The Expertise Factor in Business/Technical Translation
One of the surest ways to tell the difference between an expert and a layman in any field is their use of specialized language. The expert is a master of nomenclature, fluent with the signs, symbols and phrasings of a particular science, discipline or art. The layman uses common terms in discussing technical matters, betraying a lack of extensive knowledge of the subject.
When it comes to translation of technical or business documents, this difference can become even more pronounced, leading to significant misunderstandings and even mistrust. Just imagine the procedural instructions of a brilliant neurosurgeon rendered in the words of a high school biology student or a manual regarding the installation and maintenance of a naval radar system created by someone with no military or engineering background. The results could be laughable at best and life-threatening at worst.
That’s why anyone with a need for accurate business/technical translations should consider very carefully the degree of industry knowledge that translators bring to their craft. In most cases, linguistic proficiency is simply a minimum requirement. Specialized education and direct experience in the field are what make one translator worth so much more than another, even to the point of being indispensable.
Most engineers can earn a better living pursuing their chosen careers than working as translators, so it is rare to find a practiced specialist available fulltime in the field of translation, something of which Chinese Connects spent years developing. However, in general there are certainly engineering students who have a firm grasp of their subject matter, as well as retirees with extensive knowledge. Such individuals can often apply themselves to the task of translation with excellent results.
What’s more, there are linguists who have chosen to carve out a particular niche and become self-taught masters of the related business or technical field. These specialists are recognized more readily by their portfolios of successful projects than by the degrees that hang upon their walls. Experience is what counts.
In translation, just as in other professions, expertise comes in many forms. There are Subject Matter Experts (SMEs), who know not only technical jargon but also how tasks are performed. They may not presently perform in their area of expertise—such as a college professor who teaches business—but they are familiar with the subject from past activities in a wide variety of contexts.

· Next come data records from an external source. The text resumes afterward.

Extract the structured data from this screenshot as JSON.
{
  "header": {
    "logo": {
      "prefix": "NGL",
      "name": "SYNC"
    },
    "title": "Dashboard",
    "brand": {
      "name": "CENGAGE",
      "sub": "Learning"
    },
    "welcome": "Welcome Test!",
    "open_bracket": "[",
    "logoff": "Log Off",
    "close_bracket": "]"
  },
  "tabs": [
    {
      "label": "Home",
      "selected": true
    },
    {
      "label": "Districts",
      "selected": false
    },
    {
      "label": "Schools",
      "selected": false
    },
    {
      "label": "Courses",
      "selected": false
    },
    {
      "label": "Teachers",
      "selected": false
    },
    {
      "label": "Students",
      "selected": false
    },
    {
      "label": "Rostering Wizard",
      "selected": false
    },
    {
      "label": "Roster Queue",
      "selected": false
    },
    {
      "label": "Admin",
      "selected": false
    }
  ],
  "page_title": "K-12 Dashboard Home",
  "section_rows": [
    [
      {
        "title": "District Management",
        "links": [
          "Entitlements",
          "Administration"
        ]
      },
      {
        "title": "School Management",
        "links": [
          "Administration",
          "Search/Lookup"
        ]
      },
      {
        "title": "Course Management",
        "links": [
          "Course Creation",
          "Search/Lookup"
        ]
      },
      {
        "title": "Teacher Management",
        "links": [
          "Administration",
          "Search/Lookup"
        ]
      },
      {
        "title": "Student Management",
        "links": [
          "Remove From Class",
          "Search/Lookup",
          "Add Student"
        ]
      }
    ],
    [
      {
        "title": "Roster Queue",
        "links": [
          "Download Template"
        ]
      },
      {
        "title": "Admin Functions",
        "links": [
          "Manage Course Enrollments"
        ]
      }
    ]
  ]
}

A somewhat different type of expert is the “exemplary performer.” This is a person who can perform the tasks for a certain subject area and is worthy of imitation, having acquired a great deal of knowledge about the peripherals that surround the subject or task. Unlike the SME, this person may actually work in the field by day, such as a physician’s assistant who moonlights by doing translation at night.
Areas of Application
Medical science, business and engineering are certainly fields that deserve the benefit of expert translation, but they are not the only ones. Contracts and legal documents may benefit from the knowledge of a translator with paralegal experience. Information related to food products might be best entrusted to someone with a background in nutrition. From agriculture, construction, mining and manufacturing to education, cinematography and sports, output is enhanced by employing those who fully understand the content of the documents being translated.
In fact, the level of expertise that is required for any project can be defined very specifically. The translator’s knowledge of the subject matter should be at least equal to the level of the audience that will be reading the resulting documents. This applies just as much to patent applications, insurance policies and pharmaceutical descriptions as it does to machinery operation manuals, specification sheets or other technical documents.
That said, there can be times when too much expertise can actually be a hindrance. A good example is the toy manufacturer who produces telescopes for children. The marketing materials and instructional manuals for these products must be geared for parents and grandparents, not astrophysicists. Having a retired astronomer prepare the translation might actually complicate communication, whereas experts are often loath to “dumb down” their knowledge and apt to fall into over-explanation or mind-numbing nomenclature.
By its very nature, language is growing and changing every day, complexly connected to the culture that spawns it and the social situations in which it is used. That’s why a translator armed only with dictionaries is no match for a subject matter expert or exemplary performer with linguistic skills. Language contains many ambiguities and is often meaningless outside of its technical context.
Take, for example, a simple term like “CD.” Although the abbreviation commonly refers to ways of storing music or money—compact disc or certificate of deposit—in fiber optics, it’s shorthand for “chromatic dispersion”; in telecommunications, it refers to a “call distributor”; and in currency markets, it’s the “Canadian dollar.” English offers at least 247 different meanings, most of which are technical in nature.
To complicate matters even more, word order in English is almost deliberately confusing. In a discussion of hypertension, do “calcium channel blockers” actually block calcium channels or are they calcium substances that block channels? An expert medical translator would know the true meaning and could even produce a less ambiguous alternative description: “calcium antagonists.”
Clearly, the opportunities for confusion and misinterpretation are huge when taking a business or technical document from one language to another. A mistranslated operating manual might easily result in an industrial accident; a hospital patient could receive inappropriate treatment; or an otherwise worthy patent application might be rejected. To avoid such pitfalls and achieve accuracy, the translation process must be based on full understanding, not guesswork. That’s why translators with specific industry knowledge remain in high demand. There is no substitute for premium quality.